• **Action item**: Please copy each line from the entries that contains the string "JSON".

• **Source information**:
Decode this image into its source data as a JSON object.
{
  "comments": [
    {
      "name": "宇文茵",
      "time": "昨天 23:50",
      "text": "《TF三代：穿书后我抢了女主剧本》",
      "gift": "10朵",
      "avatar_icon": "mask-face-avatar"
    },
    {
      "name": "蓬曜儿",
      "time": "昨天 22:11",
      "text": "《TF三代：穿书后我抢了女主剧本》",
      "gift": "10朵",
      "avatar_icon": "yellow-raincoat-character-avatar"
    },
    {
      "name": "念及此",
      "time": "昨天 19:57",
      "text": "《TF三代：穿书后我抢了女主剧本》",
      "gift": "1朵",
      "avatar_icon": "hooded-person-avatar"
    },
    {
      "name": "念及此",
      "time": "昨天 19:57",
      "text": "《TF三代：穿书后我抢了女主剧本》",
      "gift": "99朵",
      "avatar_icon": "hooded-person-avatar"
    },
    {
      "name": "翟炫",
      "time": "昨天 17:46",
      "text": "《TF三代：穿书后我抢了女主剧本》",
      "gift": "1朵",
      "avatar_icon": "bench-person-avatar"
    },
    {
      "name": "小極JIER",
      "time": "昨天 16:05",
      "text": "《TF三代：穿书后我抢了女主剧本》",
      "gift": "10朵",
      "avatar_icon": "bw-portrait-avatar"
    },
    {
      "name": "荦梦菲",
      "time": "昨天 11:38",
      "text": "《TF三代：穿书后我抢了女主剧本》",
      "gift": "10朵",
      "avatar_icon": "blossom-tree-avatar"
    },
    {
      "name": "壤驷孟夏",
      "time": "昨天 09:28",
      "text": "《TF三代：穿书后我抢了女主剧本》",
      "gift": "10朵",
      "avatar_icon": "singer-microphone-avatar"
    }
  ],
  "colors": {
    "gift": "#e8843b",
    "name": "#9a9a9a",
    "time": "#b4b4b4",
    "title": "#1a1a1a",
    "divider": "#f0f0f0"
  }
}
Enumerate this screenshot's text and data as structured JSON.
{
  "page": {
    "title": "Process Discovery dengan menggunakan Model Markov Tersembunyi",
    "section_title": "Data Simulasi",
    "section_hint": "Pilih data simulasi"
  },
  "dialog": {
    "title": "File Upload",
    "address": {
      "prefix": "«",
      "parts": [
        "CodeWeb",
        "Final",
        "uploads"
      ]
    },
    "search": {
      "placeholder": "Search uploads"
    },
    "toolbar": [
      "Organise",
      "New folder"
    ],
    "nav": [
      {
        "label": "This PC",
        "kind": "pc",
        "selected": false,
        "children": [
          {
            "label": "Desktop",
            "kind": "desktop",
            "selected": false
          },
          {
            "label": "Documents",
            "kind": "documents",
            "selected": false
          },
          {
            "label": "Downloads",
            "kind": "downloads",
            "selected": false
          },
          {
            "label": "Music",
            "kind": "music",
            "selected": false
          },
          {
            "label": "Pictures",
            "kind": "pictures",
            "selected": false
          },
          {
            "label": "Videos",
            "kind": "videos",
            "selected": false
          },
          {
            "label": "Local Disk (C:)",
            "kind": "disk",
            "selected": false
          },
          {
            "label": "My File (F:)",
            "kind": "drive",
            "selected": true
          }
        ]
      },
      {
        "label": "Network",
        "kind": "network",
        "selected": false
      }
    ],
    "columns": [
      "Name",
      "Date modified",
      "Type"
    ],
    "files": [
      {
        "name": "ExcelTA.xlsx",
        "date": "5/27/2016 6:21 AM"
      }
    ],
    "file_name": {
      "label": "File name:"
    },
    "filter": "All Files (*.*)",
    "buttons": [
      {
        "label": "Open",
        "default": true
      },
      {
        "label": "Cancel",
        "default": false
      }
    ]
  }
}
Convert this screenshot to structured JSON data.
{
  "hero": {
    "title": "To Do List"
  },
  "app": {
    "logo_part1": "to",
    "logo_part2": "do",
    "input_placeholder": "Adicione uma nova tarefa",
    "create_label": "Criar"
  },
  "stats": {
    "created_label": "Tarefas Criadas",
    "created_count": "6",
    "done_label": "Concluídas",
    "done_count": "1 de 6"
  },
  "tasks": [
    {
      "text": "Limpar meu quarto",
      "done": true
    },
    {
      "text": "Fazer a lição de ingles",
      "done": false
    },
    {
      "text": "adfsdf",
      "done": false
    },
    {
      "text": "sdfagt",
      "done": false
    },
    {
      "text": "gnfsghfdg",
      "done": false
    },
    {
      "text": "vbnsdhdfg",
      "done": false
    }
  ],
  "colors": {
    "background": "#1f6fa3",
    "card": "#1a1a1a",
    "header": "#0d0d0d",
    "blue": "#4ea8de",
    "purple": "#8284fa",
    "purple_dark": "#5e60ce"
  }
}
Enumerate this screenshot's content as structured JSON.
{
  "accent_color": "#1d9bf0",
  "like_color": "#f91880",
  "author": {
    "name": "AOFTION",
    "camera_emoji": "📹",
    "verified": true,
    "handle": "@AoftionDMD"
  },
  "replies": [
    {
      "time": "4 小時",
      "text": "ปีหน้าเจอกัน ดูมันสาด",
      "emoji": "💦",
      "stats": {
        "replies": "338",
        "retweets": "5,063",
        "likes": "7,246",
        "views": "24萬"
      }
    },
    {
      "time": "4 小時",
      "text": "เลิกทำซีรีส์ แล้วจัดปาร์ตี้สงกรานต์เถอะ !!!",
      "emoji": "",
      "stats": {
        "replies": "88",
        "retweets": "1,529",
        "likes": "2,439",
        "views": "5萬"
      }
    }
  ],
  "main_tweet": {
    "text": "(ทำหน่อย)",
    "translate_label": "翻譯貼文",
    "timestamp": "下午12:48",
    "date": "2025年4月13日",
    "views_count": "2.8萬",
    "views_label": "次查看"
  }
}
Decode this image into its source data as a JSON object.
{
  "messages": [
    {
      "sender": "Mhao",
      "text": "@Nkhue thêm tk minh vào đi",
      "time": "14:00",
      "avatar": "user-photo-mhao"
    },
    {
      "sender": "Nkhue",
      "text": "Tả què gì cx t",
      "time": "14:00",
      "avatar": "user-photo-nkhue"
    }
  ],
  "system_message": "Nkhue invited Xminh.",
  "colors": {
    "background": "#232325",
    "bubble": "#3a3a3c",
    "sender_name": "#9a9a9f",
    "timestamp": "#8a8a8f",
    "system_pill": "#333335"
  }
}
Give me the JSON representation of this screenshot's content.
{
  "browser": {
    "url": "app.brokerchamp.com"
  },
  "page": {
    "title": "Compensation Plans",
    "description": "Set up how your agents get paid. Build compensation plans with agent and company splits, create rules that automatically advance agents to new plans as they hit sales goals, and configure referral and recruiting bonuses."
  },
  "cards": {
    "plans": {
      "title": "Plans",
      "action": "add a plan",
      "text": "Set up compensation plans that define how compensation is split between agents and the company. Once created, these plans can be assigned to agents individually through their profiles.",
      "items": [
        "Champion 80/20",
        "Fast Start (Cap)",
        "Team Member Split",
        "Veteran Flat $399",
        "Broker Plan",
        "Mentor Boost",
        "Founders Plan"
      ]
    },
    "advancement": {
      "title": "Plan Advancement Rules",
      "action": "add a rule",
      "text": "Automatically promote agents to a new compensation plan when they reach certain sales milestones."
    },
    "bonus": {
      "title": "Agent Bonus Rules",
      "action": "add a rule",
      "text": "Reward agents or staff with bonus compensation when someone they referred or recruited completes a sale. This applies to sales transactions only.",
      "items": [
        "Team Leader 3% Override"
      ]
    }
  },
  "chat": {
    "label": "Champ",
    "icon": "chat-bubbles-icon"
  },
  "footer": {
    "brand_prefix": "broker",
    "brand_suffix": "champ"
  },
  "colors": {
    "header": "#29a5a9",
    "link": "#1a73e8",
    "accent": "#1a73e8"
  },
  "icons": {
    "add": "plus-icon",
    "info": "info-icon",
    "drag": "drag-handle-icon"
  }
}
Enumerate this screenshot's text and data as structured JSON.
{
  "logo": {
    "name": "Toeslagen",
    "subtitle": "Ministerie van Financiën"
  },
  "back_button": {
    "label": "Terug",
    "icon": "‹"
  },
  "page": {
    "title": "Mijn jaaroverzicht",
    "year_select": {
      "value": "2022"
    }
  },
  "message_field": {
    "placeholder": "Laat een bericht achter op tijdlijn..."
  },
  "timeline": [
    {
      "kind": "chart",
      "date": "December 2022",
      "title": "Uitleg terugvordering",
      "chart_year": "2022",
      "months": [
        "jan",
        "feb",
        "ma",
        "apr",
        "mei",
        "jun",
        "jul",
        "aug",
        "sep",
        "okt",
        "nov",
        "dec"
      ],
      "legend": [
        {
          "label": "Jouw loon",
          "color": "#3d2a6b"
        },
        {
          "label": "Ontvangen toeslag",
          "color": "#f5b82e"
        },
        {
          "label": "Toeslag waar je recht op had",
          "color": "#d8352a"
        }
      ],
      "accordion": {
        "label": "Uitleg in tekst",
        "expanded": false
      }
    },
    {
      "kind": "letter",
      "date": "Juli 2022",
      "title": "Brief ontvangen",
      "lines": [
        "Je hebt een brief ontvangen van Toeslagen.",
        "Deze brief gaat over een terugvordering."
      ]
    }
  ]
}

• **Answer**:
Decode this image into its source data as a JSON object.
Enumerate this screenshot's text and data as structured JSON.
Convert this screenshot to structured JSON data.
Enumerate this screenshot's content as structured JSON.
Decode this image into its source data as a JSON object.
Give me the JSON representation of this screenshot's content.
Enumerate this screenshot's text and data as structured JSON.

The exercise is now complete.